Iceland is beautiful.
Last night Sari finally got in to Reykjavik around 3:00, and met me, where I was already asleep, at Sabrina’s house.
This morning we woke up early, and after walking around the Reykjavik harbor and finding breakfast, we hit the road for the Blue Lagoon.
Since the earth’s crust is so thin in Iceland, the country is able to generate a significant amount of its power geothermally. They drill deep into the earth, and run water lines through hot portions of the earths crust, to make steam and drive electric turbines. When this heated water is done being used for power generation, it’s pumped out to large pools on the volcanic flats.
Since the water is very pure and warm, it’s used by the public for bathing and relaxing, and the largest one, built just outside of Reykjavik, is the Blue Lagoon.
The Blue Lagoon has an other worldly feel – the large steaming lake of milky white water is surrounded by a pitch black field of sharp lava rocks, with the steaming cooling towers from the power plant gleaming in the distance.
Because of the minerals that are washed out from deep in the earth by the water, the lagoon is lined with a perfectly white, smooth silica mud. The mud is routinely used as a skin creme, which immediate softening effects.
We had a great time relaxing for a few morning hours at the Blue Lagoon, and then got back in the car and drove north on Route 1 for Borgarnes.
Arriving in Borgarnes, we passed through a 5km long underwater tunnel. Notably, when the tunnel was build in the sub-sea rock, the drilled out walls were never covered with anything – they’s still the raw rock, so it feels a bit like a very large mine shaft. Stark contrast to the tile-lined tunnels in NYC.
In Borgarnes, we stopped briefly for a run through the town’s museum to learn about the Icelandic Sagas, and the drove through the dramatic western coastal terrain towards Blonduos.

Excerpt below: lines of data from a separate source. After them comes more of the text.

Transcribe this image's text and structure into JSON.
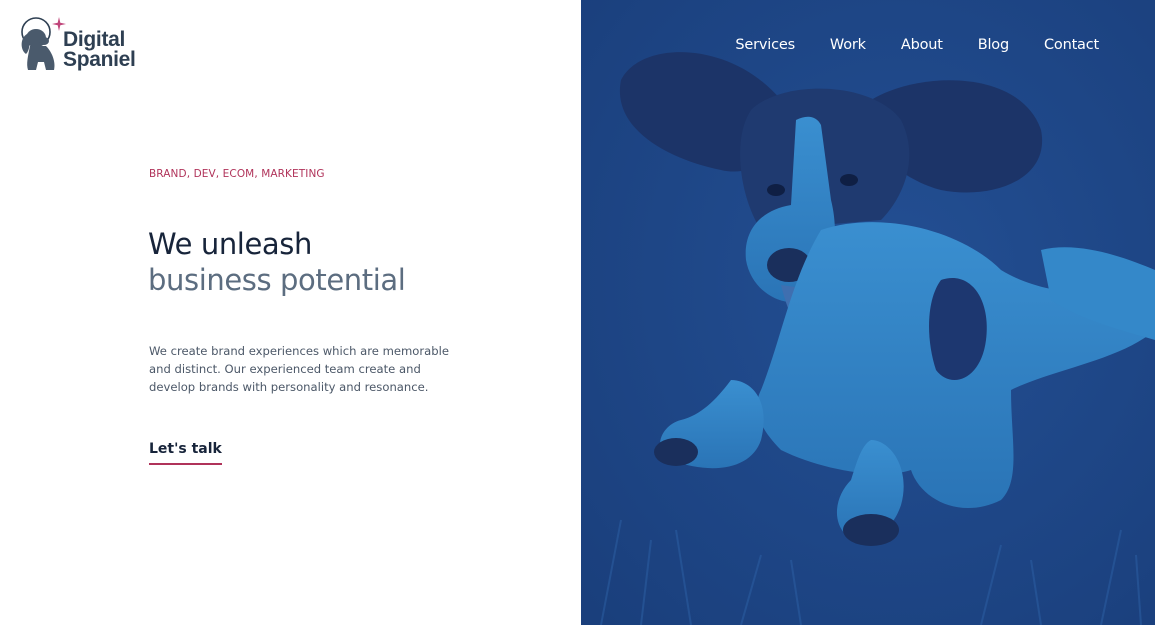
{
  "brand": {
    "name_line1": "Digital",
    "name_line2": "Spaniel",
    "logo_icon": "spaniel-astronaut-icon",
    "sparkle_icon": "sparkle-icon"
  },
  "nav": {
    "items": [
      {
        "label": "Services"
      },
      {
        "label": "Work"
      },
      {
        "label": "About"
      },
      {
        "label": "Blog"
      },
      {
        "label": "Contact"
      }
    ]
  },
  "hero": {
    "eyebrow": "BRAND, DEV, ECOM, MARKETING",
    "headline_line1": "We unleash",
    "headline_line2": "business potential",
    "body": "We create brand experiences which are memorable and distinct. Our experienced team create and develop brands with personality and resonance.",
    "cta_label": "Let's talk",
    "image_icon": "running-spaniel-photo"
  },
  "colors": {
    "accent": "#b0335a",
    "heading_dark": "#17243a",
    "heading_muted": "#5c6d80",
    "hero_blue_dark": "#1e3f7d",
    "hero_blue_light": "#2f84c6"
  }
}
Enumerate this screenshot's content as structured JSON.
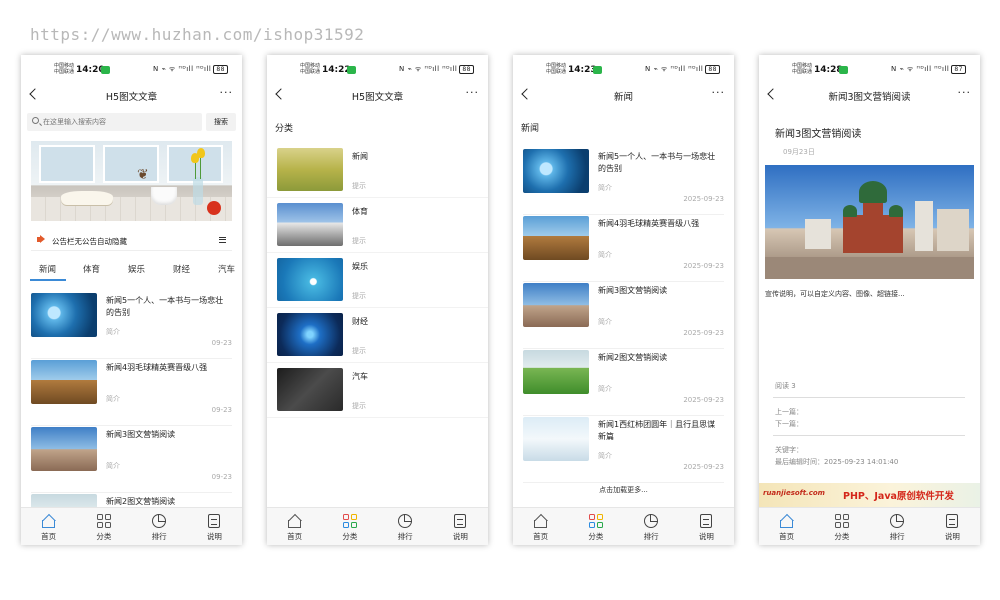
{
  "watermark": "https://www.huzhan.com/ishop31592",
  "status": {
    "carrier_line1": "中国移动",
    "carrier_line2": "中国联通",
    "sys_icons": "N ⌁ ᯤ ᴴᴰıll ᴴᴰıll",
    "times": [
      "14:20",
      "14:22",
      "14:23",
      "14:28"
    ],
    "battery": [
      "88",
      "88",
      "88",
      "87"
    ]
  },
  "tabbar": {
    "home": "首页",
    "category": "分类",
    "rank": "排行",
    "about": "说明"
  },
  "screen1": {
    "nav_title": "H5图文文章",
    "search_placeholder": "在这里输入搜索内容",
    "search_button": "搜索",
    "notice": "公告栏无公告自动隐藏",
    "tabs": [
      "新闻",
      "体育",
      "娱乐",
      "财经",
      "汽车"
    ],
    "articles": [
      {
        "title": "新闻5一个人、一本书与一场悲壮的告别",
        "brief": "简介",
        "date": "09-23"
      },
      {
        "title": "新闻4羽毛球精英赛晋级八强",
        "brief": "简介",
        "date": "09-23"
      },
      {
        "title": "新闻3图文营销阅读",
        "brief": "简介",
        "date": "09-23"
      },
      {
        "title": "新闻2图文营销阅读",
        "brief": "",
        "date": ""
      }
    ]
  },
  "screen2": {
    "nav_title": "H5图文文章",
    "header": "分类",
    "categories": [
      {
        "name": "新闻",
        "hint": "提示"
      },
      {
        "name": "体育",
        "hint": "提示"
      },
      {
        "name": "娱乐",
        "hint": "提示"
      },
      {
        "name": "财经",
        "hint": "提示"
      },
      {
        "name": "汽车",
        "hint": "提示"
      }
    ]
  },
  "screen3": {
    "nav_title": "新闻",
    "header": "新闻",
    "articles": [
      {
        "title": "新闻5一个人、一本书与一场悲壮的告别",
        "brief": "简介",
        "date": "2025-09-23"
      },
      {
        "title": "新闻4羽毛球精英赛晋级八强",
        "brief": "简介",
        "date": "2025-09-23"
      },
      {
        "title": "新闻3图文营销阅读",
        "brief": "简介",
        "date": "2025-09-23"
      },
      {
        "title": "新闻2图文营销阅读",
        "brief": "简介",
        "date": "2025-09-23"
      },
      {
        "title": "新闻1西红柿团圆年｜且行且思谋新篇",
        "brief": "简介",
        "date": "2025-09-23"
      }
    ],
    "load_more": "点击加载更多..."
  },
  "screen4": {
    "nav_title": "新闻3图文营销阅读",
    "title": "新闻3图文营销阅读",
    "date": "09月23日",
    "description": "宣传说明，可以自定义内容、图像、超链接...",
    "reads": "阅读 3",
    "prev": "上一篇：",
    "next": "下一篇：",
    "keywords": "关键字：",
    "last_edit": "最后编辑时间：2025-09-23 14:01:40",
    "ad_left": "ruanjiesoft.com",
    "ad_right": "PHP、Java原创软件开发"
  }
}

Tonight we’re staying with Christina at her apartment in Blonduos, along with another couchsurfer, Martina from Slovokia. We had a great dinner at the one local restaurant, hung out with the geese on the edge of the water, and now at 12:26 am, the sun has finally sunk below the horizon, and we’re going to sleep.